__EXERCISE__
Give back every line of the material below that has the string "icon".

__DATA SUPPLIED__
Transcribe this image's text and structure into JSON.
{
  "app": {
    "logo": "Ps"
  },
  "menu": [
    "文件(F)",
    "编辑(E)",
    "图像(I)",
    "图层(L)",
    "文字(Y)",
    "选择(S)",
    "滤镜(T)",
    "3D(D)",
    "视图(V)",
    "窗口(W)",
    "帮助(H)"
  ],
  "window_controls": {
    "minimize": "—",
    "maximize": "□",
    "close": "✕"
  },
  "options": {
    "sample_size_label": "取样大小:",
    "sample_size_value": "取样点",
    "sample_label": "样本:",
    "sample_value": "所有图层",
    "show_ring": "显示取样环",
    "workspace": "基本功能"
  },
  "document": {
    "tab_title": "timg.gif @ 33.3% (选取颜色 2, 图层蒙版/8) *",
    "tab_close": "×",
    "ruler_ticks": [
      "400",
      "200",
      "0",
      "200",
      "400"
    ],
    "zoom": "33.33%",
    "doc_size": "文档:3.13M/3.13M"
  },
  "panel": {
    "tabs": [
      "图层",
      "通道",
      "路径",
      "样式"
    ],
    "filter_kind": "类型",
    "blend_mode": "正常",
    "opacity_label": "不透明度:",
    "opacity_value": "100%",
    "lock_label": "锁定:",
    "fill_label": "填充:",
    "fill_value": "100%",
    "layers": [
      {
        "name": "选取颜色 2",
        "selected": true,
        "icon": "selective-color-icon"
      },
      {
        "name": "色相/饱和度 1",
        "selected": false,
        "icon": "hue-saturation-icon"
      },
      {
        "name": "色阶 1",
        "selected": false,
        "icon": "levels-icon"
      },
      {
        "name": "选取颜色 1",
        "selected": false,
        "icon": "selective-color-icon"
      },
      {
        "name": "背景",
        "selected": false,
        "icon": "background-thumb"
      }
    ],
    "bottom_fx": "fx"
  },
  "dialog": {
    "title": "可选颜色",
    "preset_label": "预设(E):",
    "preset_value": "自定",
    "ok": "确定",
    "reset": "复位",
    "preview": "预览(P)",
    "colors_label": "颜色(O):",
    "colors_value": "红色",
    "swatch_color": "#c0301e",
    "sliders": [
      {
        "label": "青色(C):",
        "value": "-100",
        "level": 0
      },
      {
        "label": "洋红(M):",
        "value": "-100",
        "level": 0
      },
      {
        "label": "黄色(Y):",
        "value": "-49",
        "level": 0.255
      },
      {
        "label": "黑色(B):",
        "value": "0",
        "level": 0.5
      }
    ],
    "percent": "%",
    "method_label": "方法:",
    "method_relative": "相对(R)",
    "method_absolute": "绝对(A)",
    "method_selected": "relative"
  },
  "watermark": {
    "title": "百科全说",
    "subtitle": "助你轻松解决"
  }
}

__ANSWER BOX__
        "icon": "selective-color-icon"
        "icon": "hue-saturation-icon"
        "icon": "levels-icon"
        "icon": "selective-color-icon"
        "icon": "background-thumb"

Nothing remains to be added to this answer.